overwhelming majorities was not too deep for two or three whenever a division was chal- English and one or two Scotch lenged, reached a climax on the members to wade through. Edinburgh will doubtless be proud that For the Government, 242 she rejected Mr Goschen in order Against,
107 to be represented by the first member, for a constituency on this side
135 of the Irish Channel, who has so
-being a desertion of 51 Liberals lent himself to Irish obstruction as to be ordered by the Speaker Next came
from those of the previous division. to resume his seat for persistent Dillon to make a speech about his
an attempt by Mr irrelevancy, and who was one of a faithful band of four or five own trial, at the time actually in which did all in its power to lower progress; and when this was most the dignity and sully the fame of properly prevented, a motion to adthe House of Commons. But he journ the debate came from the
Irish benches. The number were: and his handful of confederates serve only to emphasise the revolt For the Government, 261 of the Liberal party from a de- Against,
119 grading bondage. And, fortunately, the scandalous tactics pur
Majority, . 142 sued brought with them their own
Then came a bogus amendment most telling exposure. Thousands throughout the country have no
concocted on the spot by another
Irish member, time to read long debates; and
about distress often if they do, their slight ac- among the working-classes; and quaintance with public affairs and the Speaker, after a discussion, put
it to the House that “the questhe character of public men, leads them to believe that those who tion be now put." The numbers
wereare attacked with persistency and virulence must be worthy of cen- For the Government,
291 sure, and those who attack with
81 words of righteousness on their tongues must be just and the true
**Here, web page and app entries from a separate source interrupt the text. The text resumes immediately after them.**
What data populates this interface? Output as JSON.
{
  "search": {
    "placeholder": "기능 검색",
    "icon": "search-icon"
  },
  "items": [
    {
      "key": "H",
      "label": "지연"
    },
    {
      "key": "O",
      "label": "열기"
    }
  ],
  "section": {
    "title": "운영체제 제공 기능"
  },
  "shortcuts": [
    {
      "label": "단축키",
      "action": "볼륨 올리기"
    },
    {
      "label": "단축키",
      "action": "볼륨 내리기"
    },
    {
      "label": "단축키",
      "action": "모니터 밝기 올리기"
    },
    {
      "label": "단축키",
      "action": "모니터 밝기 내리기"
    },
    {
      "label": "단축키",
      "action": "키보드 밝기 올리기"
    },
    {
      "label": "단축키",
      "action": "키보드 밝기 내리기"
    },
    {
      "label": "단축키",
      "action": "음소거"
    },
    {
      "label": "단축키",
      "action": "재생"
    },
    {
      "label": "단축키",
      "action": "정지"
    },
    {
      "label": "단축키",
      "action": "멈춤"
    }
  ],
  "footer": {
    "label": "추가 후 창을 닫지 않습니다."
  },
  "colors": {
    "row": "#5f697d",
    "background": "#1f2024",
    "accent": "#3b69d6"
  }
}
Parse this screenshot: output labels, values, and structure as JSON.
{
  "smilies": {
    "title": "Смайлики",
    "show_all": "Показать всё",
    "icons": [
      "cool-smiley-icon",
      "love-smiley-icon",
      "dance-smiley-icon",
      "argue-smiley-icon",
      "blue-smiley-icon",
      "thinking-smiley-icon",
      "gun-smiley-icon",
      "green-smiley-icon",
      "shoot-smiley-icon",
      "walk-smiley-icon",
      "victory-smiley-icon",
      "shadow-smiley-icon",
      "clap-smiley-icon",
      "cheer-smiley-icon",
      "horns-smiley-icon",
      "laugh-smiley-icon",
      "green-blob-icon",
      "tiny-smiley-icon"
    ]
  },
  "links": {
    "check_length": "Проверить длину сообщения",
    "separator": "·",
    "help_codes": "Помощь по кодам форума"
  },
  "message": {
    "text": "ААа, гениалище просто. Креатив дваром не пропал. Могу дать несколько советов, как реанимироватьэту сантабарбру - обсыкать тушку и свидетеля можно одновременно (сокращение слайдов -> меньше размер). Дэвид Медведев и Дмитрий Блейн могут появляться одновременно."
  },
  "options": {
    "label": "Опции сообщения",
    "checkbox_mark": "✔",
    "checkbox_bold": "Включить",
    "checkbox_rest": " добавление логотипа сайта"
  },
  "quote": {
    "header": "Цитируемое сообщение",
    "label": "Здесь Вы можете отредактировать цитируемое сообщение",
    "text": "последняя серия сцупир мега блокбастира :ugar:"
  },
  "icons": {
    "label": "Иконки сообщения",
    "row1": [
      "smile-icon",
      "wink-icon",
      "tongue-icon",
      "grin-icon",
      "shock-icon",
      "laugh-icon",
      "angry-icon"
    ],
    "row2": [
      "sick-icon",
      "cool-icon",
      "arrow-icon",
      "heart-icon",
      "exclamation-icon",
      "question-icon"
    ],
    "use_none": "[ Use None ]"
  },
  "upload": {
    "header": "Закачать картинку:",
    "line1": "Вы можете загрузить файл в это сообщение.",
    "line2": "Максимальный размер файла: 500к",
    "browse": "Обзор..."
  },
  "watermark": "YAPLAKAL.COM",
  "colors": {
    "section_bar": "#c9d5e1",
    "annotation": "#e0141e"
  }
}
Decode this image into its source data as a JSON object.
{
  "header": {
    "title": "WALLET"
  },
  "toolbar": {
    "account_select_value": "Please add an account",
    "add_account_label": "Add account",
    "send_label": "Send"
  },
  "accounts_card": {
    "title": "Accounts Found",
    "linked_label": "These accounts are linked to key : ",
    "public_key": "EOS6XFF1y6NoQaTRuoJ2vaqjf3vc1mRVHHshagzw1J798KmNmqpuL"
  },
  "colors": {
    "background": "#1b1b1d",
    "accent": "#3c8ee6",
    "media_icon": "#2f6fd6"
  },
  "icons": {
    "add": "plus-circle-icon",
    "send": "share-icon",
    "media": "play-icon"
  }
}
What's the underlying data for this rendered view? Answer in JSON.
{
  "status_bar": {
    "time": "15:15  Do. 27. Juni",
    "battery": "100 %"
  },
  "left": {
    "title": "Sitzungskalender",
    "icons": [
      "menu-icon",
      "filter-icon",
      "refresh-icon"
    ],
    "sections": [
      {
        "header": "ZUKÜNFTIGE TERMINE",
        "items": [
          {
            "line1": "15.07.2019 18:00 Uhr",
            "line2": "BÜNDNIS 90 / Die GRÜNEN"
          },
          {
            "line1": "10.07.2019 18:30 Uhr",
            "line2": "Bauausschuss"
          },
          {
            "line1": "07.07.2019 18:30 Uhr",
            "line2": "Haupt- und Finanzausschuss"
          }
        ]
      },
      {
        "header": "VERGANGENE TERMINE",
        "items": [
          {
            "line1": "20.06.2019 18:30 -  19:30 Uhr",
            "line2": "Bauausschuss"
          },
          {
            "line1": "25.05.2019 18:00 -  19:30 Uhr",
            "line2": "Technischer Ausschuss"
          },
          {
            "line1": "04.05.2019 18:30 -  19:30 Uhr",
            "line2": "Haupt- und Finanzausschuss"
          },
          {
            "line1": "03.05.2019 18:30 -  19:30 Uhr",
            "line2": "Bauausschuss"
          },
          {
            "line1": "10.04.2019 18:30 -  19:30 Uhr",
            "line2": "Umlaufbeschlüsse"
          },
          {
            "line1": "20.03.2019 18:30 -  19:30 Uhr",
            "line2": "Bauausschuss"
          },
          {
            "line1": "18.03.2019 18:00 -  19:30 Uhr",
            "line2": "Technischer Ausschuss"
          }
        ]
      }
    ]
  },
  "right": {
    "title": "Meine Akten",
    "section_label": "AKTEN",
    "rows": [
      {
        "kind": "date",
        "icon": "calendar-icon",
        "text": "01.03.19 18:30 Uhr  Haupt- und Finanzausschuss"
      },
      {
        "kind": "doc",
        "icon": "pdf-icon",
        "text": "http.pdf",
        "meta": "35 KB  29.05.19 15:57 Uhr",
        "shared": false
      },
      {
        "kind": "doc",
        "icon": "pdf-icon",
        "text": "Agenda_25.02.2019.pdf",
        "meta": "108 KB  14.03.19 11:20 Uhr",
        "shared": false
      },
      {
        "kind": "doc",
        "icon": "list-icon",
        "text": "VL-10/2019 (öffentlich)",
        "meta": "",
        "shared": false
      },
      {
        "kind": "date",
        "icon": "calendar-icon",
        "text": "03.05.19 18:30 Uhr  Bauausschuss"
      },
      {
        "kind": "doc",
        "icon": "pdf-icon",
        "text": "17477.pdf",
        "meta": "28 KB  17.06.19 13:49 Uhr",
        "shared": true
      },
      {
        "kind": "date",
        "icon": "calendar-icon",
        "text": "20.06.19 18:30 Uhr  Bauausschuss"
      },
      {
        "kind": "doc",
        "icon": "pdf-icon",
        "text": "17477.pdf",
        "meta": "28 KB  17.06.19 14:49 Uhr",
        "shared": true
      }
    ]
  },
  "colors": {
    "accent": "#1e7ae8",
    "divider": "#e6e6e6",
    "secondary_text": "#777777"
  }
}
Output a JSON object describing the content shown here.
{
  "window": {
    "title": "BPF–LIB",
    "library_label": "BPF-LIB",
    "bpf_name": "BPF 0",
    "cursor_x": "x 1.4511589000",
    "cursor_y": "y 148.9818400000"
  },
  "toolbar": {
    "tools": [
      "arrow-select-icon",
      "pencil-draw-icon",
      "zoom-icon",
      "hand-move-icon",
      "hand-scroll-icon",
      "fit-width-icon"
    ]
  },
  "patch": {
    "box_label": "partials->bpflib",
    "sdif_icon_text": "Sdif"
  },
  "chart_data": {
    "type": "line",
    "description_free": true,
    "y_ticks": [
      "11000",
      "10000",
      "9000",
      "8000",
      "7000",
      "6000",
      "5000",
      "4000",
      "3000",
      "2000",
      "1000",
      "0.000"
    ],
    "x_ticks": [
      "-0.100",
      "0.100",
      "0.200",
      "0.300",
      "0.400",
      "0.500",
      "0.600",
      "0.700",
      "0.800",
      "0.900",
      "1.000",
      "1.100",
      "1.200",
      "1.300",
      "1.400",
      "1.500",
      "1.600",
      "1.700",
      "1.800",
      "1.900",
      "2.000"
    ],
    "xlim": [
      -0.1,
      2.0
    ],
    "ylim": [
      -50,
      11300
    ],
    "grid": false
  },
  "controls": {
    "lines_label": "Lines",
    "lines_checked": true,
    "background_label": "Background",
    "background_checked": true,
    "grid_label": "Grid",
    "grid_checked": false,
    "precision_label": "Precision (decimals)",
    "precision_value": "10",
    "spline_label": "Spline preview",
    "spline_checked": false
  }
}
Majority, . friends of the people. But the division-lists of 17th February —the Opposition having thus dwinwill tell their own tale. They dled by no less than 77 out of 158. are like a series of observations, Then came a refusal, in face of this, reduced to a simple diagram, which to allow the substantive motion to all, however uncultivated, can un- pass. The numbers werederstand by ordinary intelligence.
For the Government, 283 The evening began with an effort
84 to save Mr Dillwyn's motion for Disestablishment in Wales from
Majority, .. 199 losing its place by the bringing forward of the Rules of Procedure. Then the Speaker took the sense The figures were
of the House that a motion for an
address be now put. The numbers For the Government, 261 Against,
For the Government, 289 Majority, . 103
74 This was followed up by a motion
215 about Ireland by Mr Parnell, a subject already discussed for a Then the Parnellites again refused whole week. The figures were to accept the majority, and forced
a division on the main question. the session have been, in one The numbers were
But in another
they have been crowned by conseFor the Government, 283
quences most precious and most Against,
enheartening to all lovers of their Majority, . 213
country. They have brought shame,
but they have brought success. Thus Liberal minority had The hopeless disintegration of the dwindled from 158 to 70, being 16 Separatist party is manifest. The less than the Irish Parnellite vote. firmness and loyalty of the Liberal Radicalism was unable for very Unionists to the cause for which shame to acknowledge any longer both the parties which value the such allies.
old traditions of politics are banded The gain of all this to the cause together, has been tested and conof the Constitution and the coun- firmed. The conspirators against try is incalculable. If the enemies the efficiency of Parliament and of the Union had allowed the the Union of the empire have Government to arrange all the been baffled and put to rout, and cards before dealing them, they their most respectable friends have could not have more effectually been driven to desert them. They thrown the game into their hands. have taken pains to justify the Throughout the country these fig- proposals of the Government for ures will tell their own tale. The control of Procedure. And last, first great battle of the session and not least, they have been, conhas been fought, and the tactics trary to their intention, the means of the Opposition have been char- for bringing out with unmistakable acterised by bluster, by bullying, clearness the strength of the Govand by blundering. They have suf- ernment position, and have confered crushing defeat, and defeat firmed those who give it an indeupon defeat; but, what is more pendent support in the conviction important, they have driven their that thereby, at the present juncown allies to desertion by their ture, they can best uphold what is dishonest and shameless departure a precious heritage to Whig and from the rules of honourable con- Radical, to Conservative and Tory test. Three weeks and more of alike.
Note to Lord Brabourne's Irish Articles. [March 1887.
NOTE TO ARTICLE ON “FACTS AND FICTIONS IN IRISH HISTORY," BY
LORD BRABOURNE, BLACKWOOD'S MAGAZINE,' OCTOBER 1886, AND ARTICLE “MR GLADSTONE AND LORD BRABOURNE ON IRISH HISTORY,” BY LORD BRABOURNE, NOVEMBER 1886.
IRISH LOYAL AND PATRIOTIC UNION.
LONDON OFFICES, PALACE CHAMBERS, 9 BRIDGE STREET, WESTMINSTER,
Feb. 8, 1887.
COPY OF RESOLUTION.
Proposed by His Grace the DUKE OF ABERCORN, seconded by Colonel
WARING, M.P., and resolved “That the very best thanks of this Union are due, and are hereby
respectfully tendered, to Lord Brabourne for his admirable, invaluable articles in Blackwood's Magazine' exposing the fallacy of Mr Gladstone's view of Irish History.
(Signed) " ABERCORN, Chairman."